Laughter: An Essay on the Meaning of Comic
by Henri Bergson
Public Domain Books
It would be quite impossible to go through all the peculiarities of character that either coalesce or compete with vanity in order to force themselves upon the attention of the comic poet. We have shown that all failings may become laughable, and even, occasionally, many a good quality. Even though a list of all the peculiarities that have ever been found ridiculous were drawn up, comedy would manage to add to them, not indeed by creating artificial ones, but by discovering lines of comic development that had hitherto gone unnoticed; thus does imagination isolate ever fresh figures in the intricate design of one and the same piece of tapestry. The essential condition, as we know, is that the peculiarity observed should straightway appear as a kind of CATEGORY into which a number of individuals can step.
Now, there are ready-made categories established by society itself, and necessary to it because it is based on the division of labour. We mean the various trades, public services and professions. Each particular profession impresses on its corporate members certain habits of mind and peculiarities of character in which they resemble each other and also distinguish themselves from the rest. Small societies are thus formed within the bosom of Society at large. Doubtless they arise from the very organisation of Society as a whole. And yet, if they held too much aloof, there would be a risk of their proving harmful to sociability.
Now, it is the business of laughter to repress any separatist tendency. Its function is to convert rigidity into plasticity, to readapt the individual to the whole, in short, to round off the corners wherever they are met with. Accordingly, we here find a species of the comic whose varieties might be calculated beforehand. This we shall call the PROFESSIONAL COMIC.
Instead of taking up these varieties in detail, we prefer to lay stress upon what they have in common. In the forefront we find professional vanity. Each one of M. Jourdain’s teachers exalts his own art above all the rest. In a play of Labiche there is a character who cannot understand how it is possible to be anything else than a timber merchant. Naturally he is a timber merchant himself. Note that vanity here tends to merge into SOLEMNITY, in proportion to the degree of quackery there is in the profession under consideration. For it is a remarkable fact that the more questionable an art, science or occupation is, the more those who practise it are inclined to regard themselves as invested with a kind of priesthood and to claim that all should bow before its mysteries. Useful professions are clearly meant for the public, but those whose utility is more dubious can only justify their existence by assuming that the public is meant for them: now, this is just the illusion that lies at the root of solemnity. Almost everything comic in Moliere’s doctors comes from this source. They treat the patient as though he had been made for the doctors, and nature herself as an appendage to medicine.

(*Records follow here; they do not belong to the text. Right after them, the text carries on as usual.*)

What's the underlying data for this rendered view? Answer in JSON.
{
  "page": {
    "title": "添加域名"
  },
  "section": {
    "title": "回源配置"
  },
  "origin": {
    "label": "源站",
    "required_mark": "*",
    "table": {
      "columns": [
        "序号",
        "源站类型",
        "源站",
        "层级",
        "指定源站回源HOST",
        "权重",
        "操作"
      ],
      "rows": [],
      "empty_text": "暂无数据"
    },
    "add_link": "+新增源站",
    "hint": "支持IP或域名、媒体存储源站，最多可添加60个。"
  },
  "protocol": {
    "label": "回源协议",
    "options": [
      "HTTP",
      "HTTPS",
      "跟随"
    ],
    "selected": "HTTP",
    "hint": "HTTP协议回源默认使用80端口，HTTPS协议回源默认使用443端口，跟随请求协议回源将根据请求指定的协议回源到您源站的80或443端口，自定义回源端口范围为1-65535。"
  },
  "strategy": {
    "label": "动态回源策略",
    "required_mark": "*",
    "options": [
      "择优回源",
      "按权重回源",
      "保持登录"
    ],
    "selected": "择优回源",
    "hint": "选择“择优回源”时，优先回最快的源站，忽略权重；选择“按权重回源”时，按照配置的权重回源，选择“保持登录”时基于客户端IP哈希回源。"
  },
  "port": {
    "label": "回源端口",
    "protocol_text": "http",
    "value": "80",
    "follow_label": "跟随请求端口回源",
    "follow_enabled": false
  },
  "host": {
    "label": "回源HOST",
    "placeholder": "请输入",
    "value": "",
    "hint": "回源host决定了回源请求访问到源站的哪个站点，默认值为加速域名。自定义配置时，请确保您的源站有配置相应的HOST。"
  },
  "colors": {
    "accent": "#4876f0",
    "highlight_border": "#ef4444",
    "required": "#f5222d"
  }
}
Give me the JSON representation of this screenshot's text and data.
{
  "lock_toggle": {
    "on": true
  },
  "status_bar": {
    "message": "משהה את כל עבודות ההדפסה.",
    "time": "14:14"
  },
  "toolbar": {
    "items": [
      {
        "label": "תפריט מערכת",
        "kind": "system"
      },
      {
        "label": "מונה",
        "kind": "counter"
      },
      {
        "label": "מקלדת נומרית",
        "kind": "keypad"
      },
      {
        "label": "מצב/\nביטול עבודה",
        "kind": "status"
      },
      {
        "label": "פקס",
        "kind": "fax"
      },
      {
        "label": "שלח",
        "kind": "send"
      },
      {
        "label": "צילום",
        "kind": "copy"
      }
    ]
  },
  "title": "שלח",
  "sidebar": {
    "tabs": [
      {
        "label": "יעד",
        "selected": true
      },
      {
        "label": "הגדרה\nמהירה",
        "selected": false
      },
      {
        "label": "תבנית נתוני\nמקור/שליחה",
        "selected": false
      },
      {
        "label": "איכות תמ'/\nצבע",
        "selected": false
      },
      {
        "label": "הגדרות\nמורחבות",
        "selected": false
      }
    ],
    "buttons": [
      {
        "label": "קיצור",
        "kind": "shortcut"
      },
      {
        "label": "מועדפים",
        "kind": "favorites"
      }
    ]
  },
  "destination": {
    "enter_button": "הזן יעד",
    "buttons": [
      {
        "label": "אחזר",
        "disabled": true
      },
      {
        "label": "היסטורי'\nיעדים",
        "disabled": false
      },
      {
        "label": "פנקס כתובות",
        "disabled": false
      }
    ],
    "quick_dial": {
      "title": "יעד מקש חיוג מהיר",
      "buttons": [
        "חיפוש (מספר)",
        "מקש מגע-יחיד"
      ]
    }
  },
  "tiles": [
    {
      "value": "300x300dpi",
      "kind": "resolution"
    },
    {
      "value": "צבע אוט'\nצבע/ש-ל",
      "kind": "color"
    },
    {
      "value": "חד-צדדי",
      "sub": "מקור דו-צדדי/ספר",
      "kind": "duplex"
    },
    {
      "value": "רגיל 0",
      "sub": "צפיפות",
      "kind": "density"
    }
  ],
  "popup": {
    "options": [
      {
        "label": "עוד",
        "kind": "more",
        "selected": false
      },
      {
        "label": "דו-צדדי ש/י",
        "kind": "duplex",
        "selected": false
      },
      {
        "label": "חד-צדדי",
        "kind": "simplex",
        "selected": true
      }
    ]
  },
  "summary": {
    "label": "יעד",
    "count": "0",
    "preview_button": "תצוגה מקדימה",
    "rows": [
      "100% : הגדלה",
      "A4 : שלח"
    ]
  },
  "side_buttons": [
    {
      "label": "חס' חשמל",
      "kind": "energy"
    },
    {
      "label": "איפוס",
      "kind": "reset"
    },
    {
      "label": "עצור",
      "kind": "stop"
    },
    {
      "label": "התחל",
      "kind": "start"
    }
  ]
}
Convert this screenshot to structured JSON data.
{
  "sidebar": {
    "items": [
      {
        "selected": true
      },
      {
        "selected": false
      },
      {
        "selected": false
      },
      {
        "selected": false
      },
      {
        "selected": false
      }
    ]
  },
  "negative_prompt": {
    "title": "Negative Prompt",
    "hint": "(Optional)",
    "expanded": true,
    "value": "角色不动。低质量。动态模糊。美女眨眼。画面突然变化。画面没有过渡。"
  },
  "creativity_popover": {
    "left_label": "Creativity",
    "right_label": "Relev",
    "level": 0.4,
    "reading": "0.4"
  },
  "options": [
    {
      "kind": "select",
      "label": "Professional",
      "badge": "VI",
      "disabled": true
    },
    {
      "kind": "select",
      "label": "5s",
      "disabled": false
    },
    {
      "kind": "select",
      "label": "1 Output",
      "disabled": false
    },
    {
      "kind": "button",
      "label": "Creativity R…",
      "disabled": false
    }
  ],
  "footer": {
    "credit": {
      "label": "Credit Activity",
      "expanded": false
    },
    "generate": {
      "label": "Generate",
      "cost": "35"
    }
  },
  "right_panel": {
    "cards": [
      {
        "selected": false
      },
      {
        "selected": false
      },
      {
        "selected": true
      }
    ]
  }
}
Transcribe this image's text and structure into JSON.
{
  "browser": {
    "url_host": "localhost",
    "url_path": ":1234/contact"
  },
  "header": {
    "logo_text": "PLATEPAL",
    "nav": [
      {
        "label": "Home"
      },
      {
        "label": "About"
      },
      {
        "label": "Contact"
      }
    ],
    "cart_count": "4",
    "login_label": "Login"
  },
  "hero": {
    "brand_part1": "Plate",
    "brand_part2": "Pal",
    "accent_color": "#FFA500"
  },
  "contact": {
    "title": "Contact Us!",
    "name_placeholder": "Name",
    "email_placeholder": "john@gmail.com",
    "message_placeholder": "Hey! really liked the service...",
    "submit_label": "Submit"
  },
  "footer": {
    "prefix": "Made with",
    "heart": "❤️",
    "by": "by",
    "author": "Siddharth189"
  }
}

Another form of this comic rigidity is what may be called PROFESSIONAL CALLOUSNESS. The comic character is so tightly jammed into the rigid frame of his functions that he has no room to move or to be moved like other men. Only call to mind the answer Isabelle receives from Perrin Dandin, the judge, when she asks him how he can bear to look on when the poor wretches are being tortured: Bah! cela fait toujours passer une heure ou deux.
[Footnote: Bah! it always helps to while away an hour or two.]
Does not Tartuffe also manifest a sort of professional callousness when he says--it is true, by the mouth of Orgon: Et je verrais mourir frere, enfants, mere et femme, Que je m’en soucierais autant que de cela!
[Footnote: Let brother, children, mother and wife all die, what should I care!]
The device most in use, however, for making a profession ludicrous is to confine it, so to say, within the four corners of its own particular jargon. Judge, doctor and soldier are made to apply the language of law, medicine and strategy to the everyday affairs of life, as though they had became incapable of talking like ordinary people. As a rule, this kind of the ludicrous is rather coarse. It becomes more refined, however, as we have already said, if it reveals some peculiarity of character in addition to a professional habit. We will instance only Regnard’s Joueur, who expresses himself with the utmost originality in terms borrowed from gambling, giving his valet the name of Hector, and calling his betrothed Pallas, du nom connu de la Dame de Pique; [Footnote: Pallas, from the well- known name of the Queen of Spades.] or Moliere’s Femmes savantes, where the comic element evidently consists largely in the translation of ideas of a scientific nature into terms of feminine sensibility: “Epicure me plait...” (Epicurus is charming), “J’aime les tourbillons” (I dote on vortices), etc. You have only to read the third act to find that Armande, Philaminte and Belise almost invariably express themselves in this style.
Proceeding further in the same direction, we discover that there is also such a thing as a professional logic, i.e. certain ways of reasoning that are customary in certain circles, which are valid for these circles, but untrue for the rest of the public. Now, the contrast between these two kinds of logic--one particular, the other universal--produces comic effects of a special nature, on which we may advantageously dwell at greater length. Here we touch upon a point of some consequence in the theory of laughter. We propose, therefore, to give the question a wider scope and consider it in its most general aspect.